Requirement: Please count the lines in the entries below that include the word "players", and give only the number.

Entries shown:
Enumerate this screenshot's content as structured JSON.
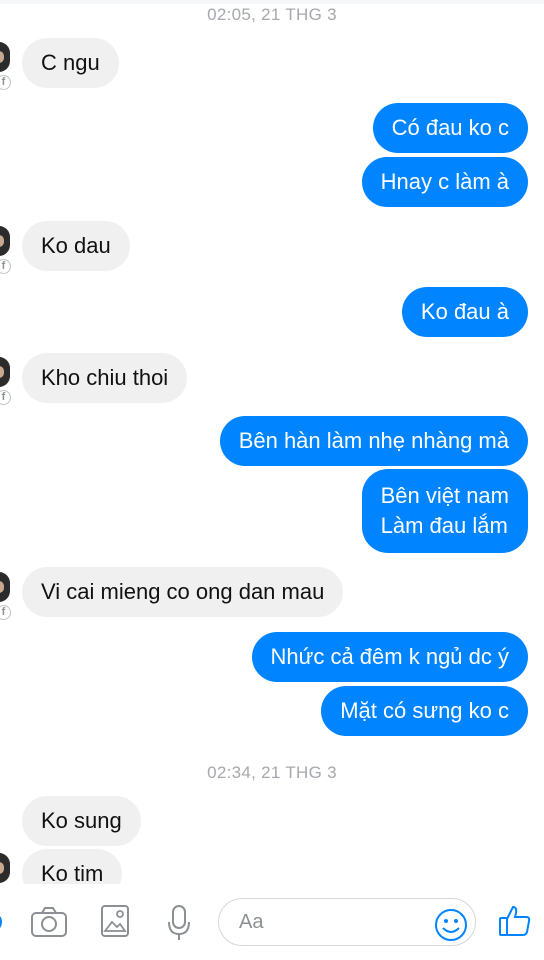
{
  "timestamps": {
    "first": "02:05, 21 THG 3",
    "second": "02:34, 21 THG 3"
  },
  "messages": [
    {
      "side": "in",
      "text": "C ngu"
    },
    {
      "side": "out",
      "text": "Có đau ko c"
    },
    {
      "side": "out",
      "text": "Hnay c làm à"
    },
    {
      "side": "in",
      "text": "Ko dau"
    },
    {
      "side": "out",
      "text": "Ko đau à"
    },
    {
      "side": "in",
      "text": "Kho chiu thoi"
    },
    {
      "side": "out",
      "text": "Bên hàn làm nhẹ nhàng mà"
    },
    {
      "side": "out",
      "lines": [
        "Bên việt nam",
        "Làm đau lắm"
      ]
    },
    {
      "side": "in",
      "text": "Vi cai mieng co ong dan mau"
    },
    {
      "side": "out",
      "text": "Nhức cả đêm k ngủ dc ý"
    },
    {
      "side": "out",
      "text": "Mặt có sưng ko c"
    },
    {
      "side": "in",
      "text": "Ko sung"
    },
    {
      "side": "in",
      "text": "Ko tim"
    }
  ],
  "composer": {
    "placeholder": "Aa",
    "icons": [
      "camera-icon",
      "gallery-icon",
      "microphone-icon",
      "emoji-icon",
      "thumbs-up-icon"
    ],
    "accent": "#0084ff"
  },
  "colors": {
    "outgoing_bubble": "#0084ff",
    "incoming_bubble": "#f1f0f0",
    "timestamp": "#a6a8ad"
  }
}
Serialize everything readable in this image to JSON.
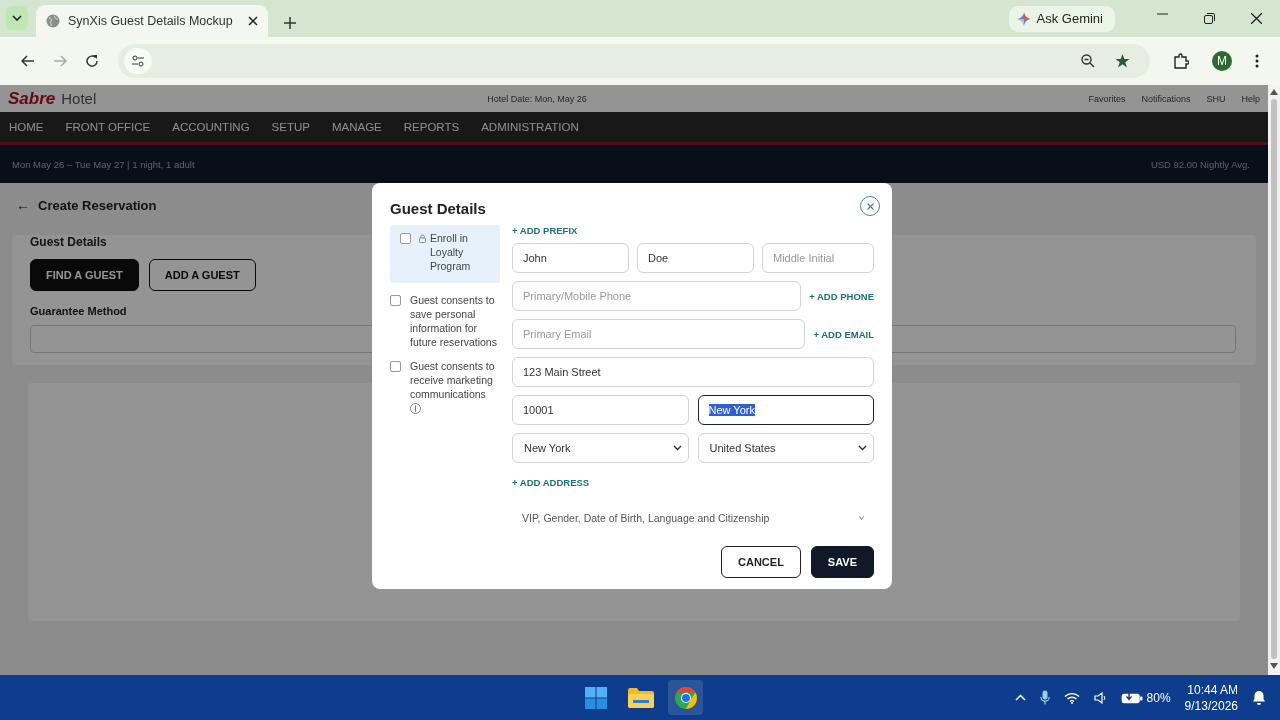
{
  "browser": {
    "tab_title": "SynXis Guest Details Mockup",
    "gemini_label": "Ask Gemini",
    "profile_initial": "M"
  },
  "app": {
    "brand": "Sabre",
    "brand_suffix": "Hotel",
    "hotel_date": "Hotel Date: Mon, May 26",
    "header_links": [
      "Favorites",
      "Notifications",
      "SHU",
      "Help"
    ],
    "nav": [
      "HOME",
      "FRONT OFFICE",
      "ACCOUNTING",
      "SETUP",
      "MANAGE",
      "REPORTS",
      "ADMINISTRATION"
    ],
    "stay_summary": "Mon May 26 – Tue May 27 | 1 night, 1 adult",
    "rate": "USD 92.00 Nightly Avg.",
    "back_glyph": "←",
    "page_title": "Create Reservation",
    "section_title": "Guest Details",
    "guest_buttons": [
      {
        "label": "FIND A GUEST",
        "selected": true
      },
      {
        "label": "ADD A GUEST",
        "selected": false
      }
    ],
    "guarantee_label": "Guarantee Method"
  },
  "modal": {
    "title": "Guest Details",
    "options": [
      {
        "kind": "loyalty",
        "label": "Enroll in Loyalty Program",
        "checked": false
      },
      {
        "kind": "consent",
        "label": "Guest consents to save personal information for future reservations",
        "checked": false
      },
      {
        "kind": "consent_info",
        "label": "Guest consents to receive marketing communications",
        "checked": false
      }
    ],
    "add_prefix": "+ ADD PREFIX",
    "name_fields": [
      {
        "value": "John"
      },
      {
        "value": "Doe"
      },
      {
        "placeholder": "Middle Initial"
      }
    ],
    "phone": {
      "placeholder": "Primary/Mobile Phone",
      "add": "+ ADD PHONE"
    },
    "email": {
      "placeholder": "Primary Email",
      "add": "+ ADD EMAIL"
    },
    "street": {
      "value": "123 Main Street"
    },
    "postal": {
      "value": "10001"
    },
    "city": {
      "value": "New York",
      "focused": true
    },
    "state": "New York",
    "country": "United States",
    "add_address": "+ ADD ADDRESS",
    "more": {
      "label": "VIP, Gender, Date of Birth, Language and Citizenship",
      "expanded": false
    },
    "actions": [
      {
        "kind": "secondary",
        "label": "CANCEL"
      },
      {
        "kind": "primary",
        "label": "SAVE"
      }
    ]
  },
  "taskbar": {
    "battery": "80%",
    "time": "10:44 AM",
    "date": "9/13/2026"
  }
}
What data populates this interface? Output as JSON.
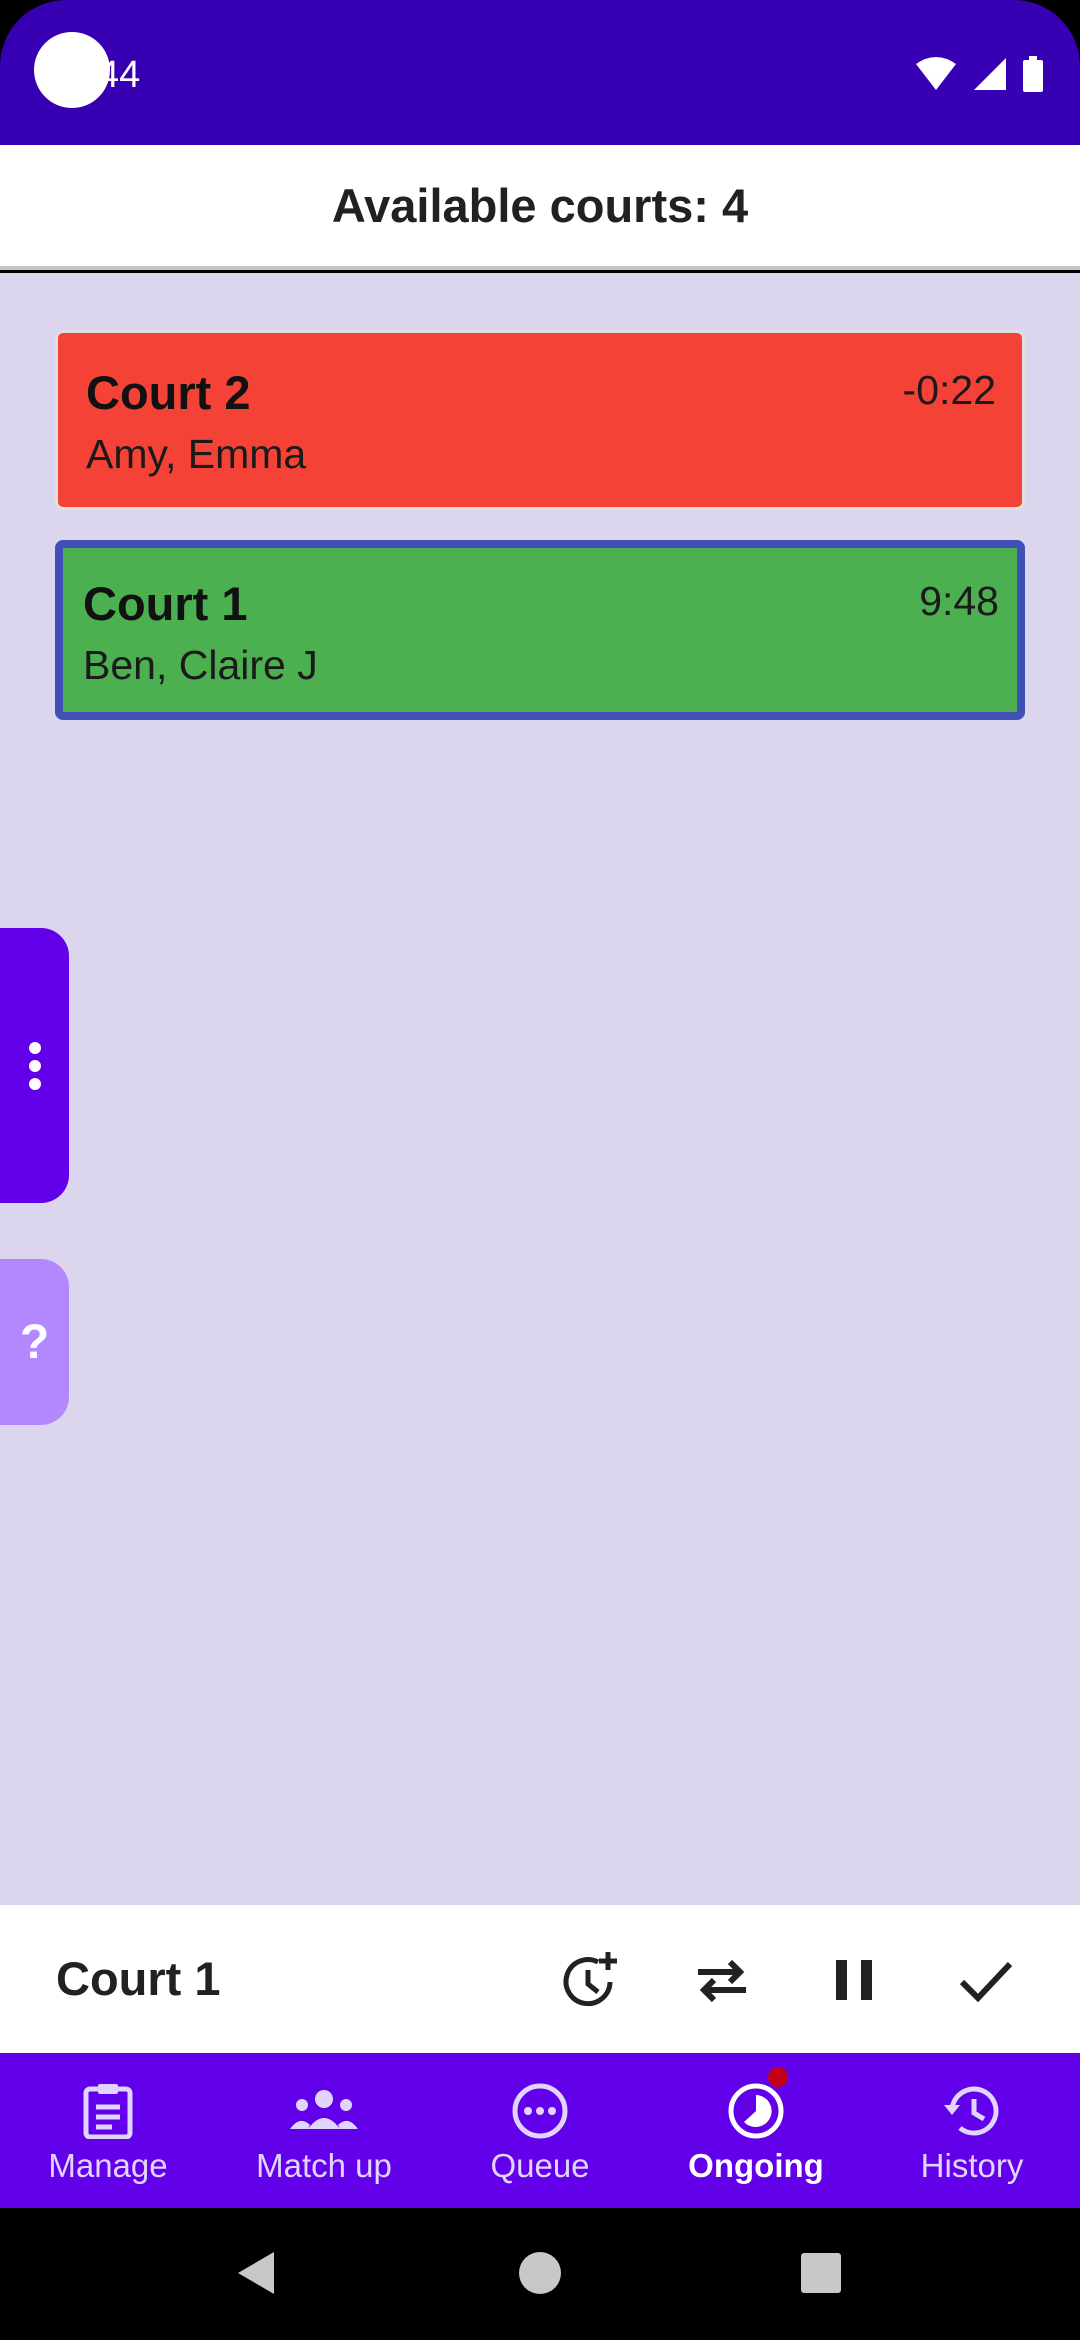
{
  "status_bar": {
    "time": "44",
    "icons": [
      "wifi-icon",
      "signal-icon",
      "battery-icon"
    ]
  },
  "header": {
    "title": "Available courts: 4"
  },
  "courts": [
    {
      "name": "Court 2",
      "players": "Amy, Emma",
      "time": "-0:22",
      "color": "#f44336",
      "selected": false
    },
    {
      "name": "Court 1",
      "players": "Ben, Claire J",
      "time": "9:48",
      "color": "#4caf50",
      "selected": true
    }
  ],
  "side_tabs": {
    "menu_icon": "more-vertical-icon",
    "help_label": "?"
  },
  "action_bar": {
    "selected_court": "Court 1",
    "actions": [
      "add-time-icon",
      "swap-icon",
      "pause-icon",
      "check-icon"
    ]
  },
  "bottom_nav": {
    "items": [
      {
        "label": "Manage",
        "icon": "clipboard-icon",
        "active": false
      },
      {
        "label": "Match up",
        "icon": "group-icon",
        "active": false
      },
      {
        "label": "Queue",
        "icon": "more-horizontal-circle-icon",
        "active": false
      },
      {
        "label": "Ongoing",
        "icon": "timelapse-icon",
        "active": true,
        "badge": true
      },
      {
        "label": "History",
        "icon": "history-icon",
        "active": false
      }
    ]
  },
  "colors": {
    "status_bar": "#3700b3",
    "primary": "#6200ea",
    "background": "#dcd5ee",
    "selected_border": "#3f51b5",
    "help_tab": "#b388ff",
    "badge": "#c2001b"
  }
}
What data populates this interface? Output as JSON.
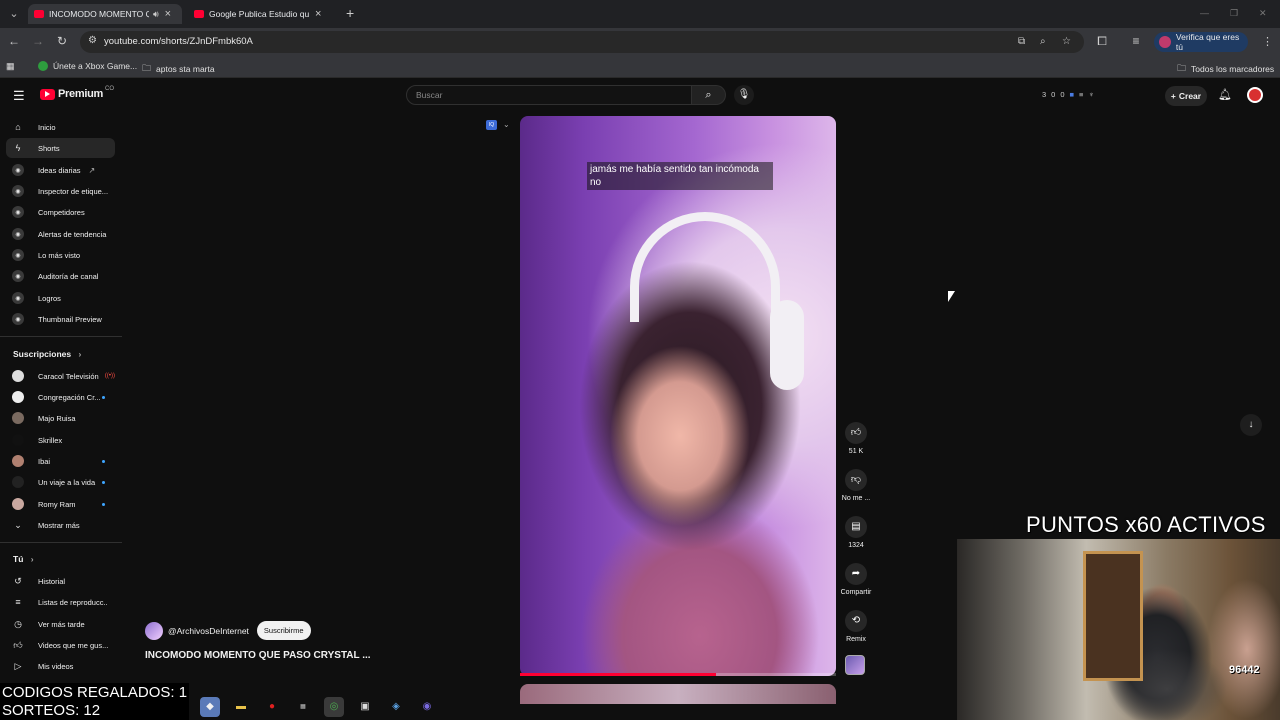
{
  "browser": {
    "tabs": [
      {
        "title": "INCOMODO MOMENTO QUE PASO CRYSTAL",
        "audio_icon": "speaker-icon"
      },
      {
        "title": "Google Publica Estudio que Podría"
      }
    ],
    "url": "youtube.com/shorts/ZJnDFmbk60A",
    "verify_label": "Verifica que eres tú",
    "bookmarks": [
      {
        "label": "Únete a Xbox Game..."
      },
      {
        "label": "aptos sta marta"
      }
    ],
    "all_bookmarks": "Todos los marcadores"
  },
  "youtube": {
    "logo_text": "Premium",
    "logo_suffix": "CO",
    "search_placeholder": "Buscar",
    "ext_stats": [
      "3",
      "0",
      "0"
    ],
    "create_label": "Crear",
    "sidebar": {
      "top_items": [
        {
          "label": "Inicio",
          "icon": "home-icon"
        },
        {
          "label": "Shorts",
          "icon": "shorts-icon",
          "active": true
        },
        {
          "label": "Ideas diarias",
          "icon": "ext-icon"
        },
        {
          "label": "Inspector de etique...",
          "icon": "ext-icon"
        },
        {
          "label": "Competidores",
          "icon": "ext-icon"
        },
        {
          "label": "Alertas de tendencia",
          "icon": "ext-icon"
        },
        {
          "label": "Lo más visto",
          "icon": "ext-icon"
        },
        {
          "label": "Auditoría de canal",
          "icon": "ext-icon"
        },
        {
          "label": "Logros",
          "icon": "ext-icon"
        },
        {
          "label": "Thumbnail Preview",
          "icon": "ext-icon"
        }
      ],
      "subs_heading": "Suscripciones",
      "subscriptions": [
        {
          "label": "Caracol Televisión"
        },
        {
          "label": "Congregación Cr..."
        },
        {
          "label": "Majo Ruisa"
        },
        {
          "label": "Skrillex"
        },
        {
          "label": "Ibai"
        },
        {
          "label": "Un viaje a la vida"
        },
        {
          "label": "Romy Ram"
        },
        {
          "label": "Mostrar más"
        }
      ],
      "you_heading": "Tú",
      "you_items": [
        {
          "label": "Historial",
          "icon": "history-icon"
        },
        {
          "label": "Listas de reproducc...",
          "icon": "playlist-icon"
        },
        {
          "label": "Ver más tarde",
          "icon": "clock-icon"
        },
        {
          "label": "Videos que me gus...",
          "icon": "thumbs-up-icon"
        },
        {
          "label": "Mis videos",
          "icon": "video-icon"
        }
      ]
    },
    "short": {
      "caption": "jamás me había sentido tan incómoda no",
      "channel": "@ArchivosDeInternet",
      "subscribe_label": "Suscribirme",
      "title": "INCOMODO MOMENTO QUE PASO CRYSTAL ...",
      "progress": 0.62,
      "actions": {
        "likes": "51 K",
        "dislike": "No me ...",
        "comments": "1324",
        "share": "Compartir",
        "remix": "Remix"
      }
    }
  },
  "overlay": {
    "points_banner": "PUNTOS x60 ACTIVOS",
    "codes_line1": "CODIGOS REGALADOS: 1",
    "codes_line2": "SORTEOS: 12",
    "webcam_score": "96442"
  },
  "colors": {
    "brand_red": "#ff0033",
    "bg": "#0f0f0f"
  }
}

Answer section: 2